I'm running Phoenix 1.50 with a hacked pyopencl on Mac OS X 10.6.8 Snow Leopard on my Mac Pro 3,1 with an astonishingly overpriced 4870 card.
I get between 70 and 90 MH/sec depending on what other apps I'm running and how many Safari windows I've got open (normally 50+, with a 30" Apple LCD and secondary 18" Apple LCD). Certain Safari plugins hammer the GPU and eat 20 MH/s off the hashrate, whereas running in a alpha-blended (75%-translucent) Terminal window usually gets me 85-90 MH/sec.
This, according to the Hardware Comparison, is NOT BAD - especially given that the Mac isn't overclocked, the card isn't overclocked, and OS X doesn't get much love round these parts. I think Apple support OpenCL a **lot** more than the anti-Apple crowd make out... that's awesome performance from an old card, especially when I'm using the machine as my main workstation and won't tolerate any slowdowns.
I'm about to flash a PC version of a reference HD6870 which turned out to be pretty lame in Linux (the rest of my 6.5 GH/sec is a bunch of Linux frame rigs), which should make my Mac a little quicker in all graphics respects.
I'm not prepared to pay £370 or whatever for a Mac version of the 5870, indeed I'm not willing to pay current market rates for 5870s full stop - they're massively overpriced! However, the latest SL point release has drivers for 6870 Radeons so has been proven to work, even without flashing the card. Flashing the card with an EFI BIOS is only required so you can see a boot screen.
So to answer your question - I've had very usable results from Phoenix 1.50 on my Mac Pro and its ancient 4870. With that card, I had to use the poclbm kernel - phatk didn't work - but with a 5870 in your Mac you may have better results with phatk (or phatk2).
You need to know Mac OS X from the Unix side of things though. The only difference between getting Phoenix running on Mac OS X and the normal Linux method is that you need the modified pyopencl package, so python can use Apple's own OpenCL libraries (which are impressively quick, all things considered). I used standard Phoenix code, standard poclbm kernel, and didn't need to install the AMD drivers etc. because OS X already has them.
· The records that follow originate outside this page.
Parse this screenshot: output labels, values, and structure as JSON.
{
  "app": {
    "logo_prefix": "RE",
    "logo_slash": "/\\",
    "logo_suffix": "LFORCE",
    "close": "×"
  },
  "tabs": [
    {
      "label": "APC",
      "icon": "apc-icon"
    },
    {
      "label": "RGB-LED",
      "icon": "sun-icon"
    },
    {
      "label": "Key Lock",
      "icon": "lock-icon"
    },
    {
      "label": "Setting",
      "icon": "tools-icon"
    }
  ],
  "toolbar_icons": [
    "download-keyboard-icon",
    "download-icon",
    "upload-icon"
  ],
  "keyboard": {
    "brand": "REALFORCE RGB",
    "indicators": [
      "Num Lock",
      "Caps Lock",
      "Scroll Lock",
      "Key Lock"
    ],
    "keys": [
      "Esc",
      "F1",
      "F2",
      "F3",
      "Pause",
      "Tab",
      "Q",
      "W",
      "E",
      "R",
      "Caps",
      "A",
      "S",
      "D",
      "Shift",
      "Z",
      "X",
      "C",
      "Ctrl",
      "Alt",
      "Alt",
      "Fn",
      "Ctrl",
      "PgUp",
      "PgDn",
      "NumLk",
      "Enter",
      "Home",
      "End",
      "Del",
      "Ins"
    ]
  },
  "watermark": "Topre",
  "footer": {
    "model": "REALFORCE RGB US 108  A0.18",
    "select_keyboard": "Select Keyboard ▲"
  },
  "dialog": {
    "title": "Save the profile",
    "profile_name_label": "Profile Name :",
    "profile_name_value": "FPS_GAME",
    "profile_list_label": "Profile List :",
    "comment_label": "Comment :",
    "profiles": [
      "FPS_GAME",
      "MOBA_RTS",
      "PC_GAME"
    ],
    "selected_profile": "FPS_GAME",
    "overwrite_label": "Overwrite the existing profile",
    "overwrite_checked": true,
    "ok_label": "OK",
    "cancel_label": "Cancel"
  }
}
It goes without saying that you'll need to have installed the Developer Tools on your Mac, since compilation is required, and also I'd advise that you install MacPorts because you may want to install a specific parallel implementation of Python.
However, it works, and it works well. The main difference is that AFAIK there are no overclocking tools for the Radeon cards under OS X. You have to stick with the Apple standard, unless you install a pre-overclocked (in BIOS) and then EFI-hacked PC card. I may try this, but I don't want hacked cards in my main production workstation...